To do:
Each line of the material below is to be checked for "prefix"; the number of matching lines is the only output expected.
====== Dataset entries ======
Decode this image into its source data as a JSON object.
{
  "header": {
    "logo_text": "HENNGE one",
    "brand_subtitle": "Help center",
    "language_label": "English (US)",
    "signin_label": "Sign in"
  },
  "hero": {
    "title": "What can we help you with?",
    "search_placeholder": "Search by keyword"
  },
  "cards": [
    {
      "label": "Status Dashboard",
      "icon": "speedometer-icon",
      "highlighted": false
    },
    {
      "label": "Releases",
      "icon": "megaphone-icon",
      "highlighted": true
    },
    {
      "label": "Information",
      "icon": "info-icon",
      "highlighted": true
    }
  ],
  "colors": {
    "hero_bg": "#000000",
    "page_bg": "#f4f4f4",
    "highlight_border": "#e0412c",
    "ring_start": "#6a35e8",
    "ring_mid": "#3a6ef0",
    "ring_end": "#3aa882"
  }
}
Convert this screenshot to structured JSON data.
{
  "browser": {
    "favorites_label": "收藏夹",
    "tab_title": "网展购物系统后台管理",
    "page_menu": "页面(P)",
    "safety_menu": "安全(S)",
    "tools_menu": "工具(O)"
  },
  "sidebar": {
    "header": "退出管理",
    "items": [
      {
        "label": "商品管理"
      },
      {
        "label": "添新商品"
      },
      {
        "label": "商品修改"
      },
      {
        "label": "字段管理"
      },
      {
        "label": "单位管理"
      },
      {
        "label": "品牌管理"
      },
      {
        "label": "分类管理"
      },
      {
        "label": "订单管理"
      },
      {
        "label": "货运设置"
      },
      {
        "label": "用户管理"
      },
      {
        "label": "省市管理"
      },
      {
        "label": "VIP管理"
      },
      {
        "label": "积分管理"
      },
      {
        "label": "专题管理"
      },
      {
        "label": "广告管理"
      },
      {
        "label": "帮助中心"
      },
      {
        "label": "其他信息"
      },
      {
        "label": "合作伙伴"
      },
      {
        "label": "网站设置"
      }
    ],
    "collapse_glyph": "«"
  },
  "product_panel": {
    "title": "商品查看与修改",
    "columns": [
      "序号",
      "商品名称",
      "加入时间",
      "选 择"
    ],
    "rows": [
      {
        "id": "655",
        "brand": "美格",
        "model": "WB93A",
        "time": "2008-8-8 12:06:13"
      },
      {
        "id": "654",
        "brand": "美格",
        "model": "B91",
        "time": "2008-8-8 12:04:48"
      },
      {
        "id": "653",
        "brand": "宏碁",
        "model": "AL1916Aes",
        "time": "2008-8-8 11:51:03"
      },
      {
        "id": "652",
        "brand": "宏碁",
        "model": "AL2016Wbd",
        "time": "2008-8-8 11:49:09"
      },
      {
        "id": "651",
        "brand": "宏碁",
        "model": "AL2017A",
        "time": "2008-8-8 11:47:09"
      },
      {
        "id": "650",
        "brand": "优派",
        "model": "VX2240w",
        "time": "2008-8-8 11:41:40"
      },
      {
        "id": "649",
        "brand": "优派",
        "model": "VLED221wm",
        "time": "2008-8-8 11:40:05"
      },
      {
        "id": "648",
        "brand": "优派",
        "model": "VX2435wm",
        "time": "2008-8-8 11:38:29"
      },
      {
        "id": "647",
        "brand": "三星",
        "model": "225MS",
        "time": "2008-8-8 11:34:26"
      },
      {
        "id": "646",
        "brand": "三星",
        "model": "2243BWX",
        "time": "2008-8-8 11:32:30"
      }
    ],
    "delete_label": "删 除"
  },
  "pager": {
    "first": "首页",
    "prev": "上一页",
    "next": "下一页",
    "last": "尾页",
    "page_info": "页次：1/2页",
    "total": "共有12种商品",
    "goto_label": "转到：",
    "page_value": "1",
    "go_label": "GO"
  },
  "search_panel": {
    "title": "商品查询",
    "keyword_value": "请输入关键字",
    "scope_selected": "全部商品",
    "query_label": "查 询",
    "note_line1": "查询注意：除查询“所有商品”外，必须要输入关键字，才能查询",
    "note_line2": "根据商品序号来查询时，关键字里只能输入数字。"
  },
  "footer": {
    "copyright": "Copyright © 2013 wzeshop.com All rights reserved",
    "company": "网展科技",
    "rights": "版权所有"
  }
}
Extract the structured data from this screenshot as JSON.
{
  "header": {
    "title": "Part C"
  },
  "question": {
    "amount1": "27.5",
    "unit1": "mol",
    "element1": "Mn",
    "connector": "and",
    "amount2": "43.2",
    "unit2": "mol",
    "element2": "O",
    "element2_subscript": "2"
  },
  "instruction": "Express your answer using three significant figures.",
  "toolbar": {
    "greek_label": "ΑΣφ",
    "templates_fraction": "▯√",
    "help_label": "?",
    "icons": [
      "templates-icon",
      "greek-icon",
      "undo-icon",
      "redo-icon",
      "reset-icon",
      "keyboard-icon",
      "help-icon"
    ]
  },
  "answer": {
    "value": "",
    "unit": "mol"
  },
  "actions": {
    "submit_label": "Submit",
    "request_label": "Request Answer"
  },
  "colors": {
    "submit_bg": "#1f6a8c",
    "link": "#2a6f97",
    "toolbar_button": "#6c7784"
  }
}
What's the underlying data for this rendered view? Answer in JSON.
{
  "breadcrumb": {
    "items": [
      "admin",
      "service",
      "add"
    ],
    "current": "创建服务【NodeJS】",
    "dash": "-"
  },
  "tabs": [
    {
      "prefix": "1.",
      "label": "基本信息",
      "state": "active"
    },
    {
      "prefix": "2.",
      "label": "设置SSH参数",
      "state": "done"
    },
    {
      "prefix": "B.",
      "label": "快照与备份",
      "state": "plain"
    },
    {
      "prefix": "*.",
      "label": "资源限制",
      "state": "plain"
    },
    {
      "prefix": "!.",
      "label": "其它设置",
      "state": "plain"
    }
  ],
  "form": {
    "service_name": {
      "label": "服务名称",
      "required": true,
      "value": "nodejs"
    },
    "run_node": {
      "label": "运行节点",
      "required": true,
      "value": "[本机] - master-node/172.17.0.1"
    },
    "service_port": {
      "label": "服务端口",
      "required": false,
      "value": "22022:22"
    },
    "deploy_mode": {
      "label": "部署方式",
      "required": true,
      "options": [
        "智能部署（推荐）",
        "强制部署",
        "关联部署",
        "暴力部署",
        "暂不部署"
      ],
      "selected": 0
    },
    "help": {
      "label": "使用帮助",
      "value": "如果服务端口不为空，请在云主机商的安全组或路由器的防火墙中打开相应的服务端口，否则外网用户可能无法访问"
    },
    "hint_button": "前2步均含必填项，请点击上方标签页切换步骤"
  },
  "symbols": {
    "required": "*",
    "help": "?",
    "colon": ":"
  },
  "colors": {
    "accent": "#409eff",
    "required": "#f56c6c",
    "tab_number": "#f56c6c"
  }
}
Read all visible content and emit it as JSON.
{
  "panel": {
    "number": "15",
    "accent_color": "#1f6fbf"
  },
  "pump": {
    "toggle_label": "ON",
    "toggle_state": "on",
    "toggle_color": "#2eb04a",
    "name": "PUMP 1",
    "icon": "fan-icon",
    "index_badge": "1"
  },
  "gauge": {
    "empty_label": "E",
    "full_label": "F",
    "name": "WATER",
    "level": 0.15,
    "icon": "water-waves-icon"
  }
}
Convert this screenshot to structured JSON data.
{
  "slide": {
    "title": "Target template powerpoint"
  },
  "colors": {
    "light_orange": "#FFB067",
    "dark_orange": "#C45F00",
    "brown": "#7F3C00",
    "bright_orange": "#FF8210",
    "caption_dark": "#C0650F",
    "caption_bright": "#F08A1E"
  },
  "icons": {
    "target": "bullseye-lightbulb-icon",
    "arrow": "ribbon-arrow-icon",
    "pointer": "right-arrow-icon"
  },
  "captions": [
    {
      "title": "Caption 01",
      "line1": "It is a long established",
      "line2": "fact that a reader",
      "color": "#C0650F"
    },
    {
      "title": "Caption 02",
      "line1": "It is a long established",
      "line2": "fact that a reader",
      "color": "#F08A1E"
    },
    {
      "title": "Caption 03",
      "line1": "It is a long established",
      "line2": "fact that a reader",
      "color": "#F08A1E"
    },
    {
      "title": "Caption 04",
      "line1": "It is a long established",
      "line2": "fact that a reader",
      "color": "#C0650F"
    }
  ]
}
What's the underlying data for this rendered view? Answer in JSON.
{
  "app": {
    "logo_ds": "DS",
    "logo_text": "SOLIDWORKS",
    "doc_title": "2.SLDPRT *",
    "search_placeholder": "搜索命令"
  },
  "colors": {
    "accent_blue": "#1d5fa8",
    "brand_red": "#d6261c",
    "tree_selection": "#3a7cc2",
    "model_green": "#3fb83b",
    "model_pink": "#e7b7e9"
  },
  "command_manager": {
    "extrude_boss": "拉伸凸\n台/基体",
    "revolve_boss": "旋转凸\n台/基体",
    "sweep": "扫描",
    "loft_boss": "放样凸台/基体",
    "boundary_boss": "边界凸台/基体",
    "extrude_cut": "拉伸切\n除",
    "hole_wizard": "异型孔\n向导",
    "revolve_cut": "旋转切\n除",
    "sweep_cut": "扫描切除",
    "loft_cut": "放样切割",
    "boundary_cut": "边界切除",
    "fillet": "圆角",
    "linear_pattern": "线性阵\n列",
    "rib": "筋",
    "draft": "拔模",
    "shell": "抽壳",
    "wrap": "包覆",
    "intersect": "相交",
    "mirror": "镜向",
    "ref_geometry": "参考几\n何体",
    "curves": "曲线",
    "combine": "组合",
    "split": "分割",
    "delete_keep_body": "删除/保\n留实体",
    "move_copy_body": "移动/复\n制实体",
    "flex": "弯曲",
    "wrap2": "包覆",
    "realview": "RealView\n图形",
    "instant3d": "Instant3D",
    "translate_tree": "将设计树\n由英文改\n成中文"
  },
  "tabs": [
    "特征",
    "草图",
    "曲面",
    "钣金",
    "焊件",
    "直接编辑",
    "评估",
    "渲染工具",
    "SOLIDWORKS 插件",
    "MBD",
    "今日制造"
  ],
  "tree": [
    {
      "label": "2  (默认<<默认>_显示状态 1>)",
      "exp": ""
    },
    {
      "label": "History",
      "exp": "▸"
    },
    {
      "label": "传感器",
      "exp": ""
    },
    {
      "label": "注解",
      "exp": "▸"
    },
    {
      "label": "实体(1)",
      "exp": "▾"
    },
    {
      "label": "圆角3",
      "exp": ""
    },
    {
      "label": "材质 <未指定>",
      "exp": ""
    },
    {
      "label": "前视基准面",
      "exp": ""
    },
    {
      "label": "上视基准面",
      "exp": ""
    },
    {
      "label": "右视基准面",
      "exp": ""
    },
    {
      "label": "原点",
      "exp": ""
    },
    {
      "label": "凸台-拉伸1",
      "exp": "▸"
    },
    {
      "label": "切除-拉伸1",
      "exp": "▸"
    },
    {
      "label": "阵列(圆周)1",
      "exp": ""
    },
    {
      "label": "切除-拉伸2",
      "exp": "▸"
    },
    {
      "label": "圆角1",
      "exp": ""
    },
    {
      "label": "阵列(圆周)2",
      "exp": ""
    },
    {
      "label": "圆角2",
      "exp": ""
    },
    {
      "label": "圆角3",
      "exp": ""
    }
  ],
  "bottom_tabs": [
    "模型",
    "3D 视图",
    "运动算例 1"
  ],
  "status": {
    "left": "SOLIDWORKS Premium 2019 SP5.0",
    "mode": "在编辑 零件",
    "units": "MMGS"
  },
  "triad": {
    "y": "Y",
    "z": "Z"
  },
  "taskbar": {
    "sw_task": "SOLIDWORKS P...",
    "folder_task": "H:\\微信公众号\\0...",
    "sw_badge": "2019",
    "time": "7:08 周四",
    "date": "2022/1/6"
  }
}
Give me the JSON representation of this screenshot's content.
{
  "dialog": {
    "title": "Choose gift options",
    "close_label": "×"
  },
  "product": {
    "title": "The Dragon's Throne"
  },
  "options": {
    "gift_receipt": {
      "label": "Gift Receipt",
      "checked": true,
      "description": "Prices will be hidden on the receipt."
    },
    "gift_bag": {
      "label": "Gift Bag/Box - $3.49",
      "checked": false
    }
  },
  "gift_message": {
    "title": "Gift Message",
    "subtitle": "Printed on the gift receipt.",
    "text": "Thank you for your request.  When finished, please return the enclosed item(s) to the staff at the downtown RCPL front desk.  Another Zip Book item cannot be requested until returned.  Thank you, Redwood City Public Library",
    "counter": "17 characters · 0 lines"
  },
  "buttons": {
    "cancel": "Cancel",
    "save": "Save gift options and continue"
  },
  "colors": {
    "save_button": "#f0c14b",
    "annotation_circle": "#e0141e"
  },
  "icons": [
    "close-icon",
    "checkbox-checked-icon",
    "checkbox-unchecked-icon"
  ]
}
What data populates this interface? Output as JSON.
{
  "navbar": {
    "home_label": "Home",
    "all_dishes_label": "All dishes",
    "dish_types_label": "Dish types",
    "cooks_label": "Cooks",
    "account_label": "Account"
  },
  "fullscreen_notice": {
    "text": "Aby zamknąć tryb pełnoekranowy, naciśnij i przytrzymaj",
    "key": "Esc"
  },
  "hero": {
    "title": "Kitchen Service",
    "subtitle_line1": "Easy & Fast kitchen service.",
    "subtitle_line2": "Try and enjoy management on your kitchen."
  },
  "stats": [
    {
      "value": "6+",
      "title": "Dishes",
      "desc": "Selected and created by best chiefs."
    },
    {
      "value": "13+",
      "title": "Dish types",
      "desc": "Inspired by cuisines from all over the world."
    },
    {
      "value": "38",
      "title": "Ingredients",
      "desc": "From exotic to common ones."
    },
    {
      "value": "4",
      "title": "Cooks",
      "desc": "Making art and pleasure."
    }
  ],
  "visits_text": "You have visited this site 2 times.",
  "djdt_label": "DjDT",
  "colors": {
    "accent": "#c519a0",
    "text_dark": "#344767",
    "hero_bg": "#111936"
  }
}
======
Exercise solution:
5